What if the Revolutionary War happened just because all the colonists were rowdy drunks ginning one another up at the various taverns liberally sprinkled around New England? That’s taking it too far, of course, but those early colonists did enjoy their beverages.
The Green Mountain Boys hatched their plans for liberty and freedom over tankards at the Catamount Tavern in Bennington. And the Continental Army gave a ration of spruce beer to all its soldiers on a daily basis.
Food and drink writer Corin Hirsch was shocked to discover how much drinking was going on in those early days and wrote about it in her new book, Forgotten Drinks of Colonial New England.
Hirsch spoke with Vermont Edition about those drinks and passed along a couple of recipes to try.
Modern: Josiah Bartlett’s Hot Toddy
Josiah Bartlett is a New Hampshire–made apple brandy that ages for four years in oak barrels. Like the colonial-era statesman and physician for whom it’s named, it’s elegant and restrained, with layers of apple, pear, vanilla, toasted caramel and hints of cardamom. It’s also smooth as silk in a hot toddy with an orange slice (instead of the traditional lemon) and the slightest drip of honey.
3 ounces hot water
½ teaspoon honey
2 ounces apple brandy
orange wedge, and slice for garnish
In a glass mug, pour water over a spoonful of honey and stir to dissolve.

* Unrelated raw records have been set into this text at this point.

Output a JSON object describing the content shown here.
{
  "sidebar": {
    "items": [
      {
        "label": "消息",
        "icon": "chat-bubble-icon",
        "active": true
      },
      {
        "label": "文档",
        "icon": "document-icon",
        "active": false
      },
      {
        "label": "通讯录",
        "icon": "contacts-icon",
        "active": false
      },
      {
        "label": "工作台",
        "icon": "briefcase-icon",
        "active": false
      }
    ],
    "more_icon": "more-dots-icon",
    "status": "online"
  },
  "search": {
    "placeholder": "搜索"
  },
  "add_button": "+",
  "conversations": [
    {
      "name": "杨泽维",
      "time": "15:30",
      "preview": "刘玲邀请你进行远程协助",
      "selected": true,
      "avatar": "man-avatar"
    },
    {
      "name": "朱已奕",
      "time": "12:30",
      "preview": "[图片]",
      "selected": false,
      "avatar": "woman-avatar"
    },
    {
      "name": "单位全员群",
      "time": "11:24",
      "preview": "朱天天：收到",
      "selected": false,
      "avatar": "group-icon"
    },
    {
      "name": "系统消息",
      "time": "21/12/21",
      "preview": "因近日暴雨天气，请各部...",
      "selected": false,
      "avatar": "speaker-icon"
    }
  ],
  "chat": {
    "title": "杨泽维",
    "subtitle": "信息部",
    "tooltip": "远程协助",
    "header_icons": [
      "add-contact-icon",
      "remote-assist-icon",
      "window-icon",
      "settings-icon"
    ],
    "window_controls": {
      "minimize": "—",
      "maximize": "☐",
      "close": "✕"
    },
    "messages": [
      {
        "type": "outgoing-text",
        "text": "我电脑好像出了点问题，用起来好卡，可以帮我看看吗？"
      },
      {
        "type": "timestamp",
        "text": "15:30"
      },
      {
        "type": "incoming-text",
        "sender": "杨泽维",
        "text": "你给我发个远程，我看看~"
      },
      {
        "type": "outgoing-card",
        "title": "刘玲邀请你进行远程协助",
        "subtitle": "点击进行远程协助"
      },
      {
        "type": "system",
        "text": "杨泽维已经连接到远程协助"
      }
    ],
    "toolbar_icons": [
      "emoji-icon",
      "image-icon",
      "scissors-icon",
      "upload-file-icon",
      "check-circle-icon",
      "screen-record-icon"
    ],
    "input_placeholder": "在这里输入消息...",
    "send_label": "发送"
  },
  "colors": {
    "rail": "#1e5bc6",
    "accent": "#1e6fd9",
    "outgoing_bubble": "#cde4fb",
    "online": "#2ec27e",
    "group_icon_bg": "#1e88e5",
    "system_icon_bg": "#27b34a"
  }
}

Add brandy, squeeze in the juices from the orange wedge and then garnish with orange slice. Add cloves if desired. Sip slowly, savoring the flavors.
Traditional/Modern: Basic Ale Flip
Although flips were traditionally made by using a red-hot fire poker, it’s eminently more practical (in a modern kitchen, at least) to heat the beer ahead of time. You can still hew to tradition, though, by using two separate pitchers (or mugs) to blend the drink. It really does yield a silky-smooth blend.
8 ounces beer, preferably brown ale or stout
2 pint glasses
2 teaspoons sugar or 1 teaspoon molasses
1½ ounces rum
1 egg, beaten
scrape of nutmeg
Warm the beer in a saucepan over low heat until it just begins to froth and then add to a pint glass with sugar and rum. In the other pint glass, add the beaten egg. Pour the egg into the beer, then pour the entire thing back into the first pint glass and continue to combine until smooth. Top with grated nutmeg.
Recipes used with permission of The History Press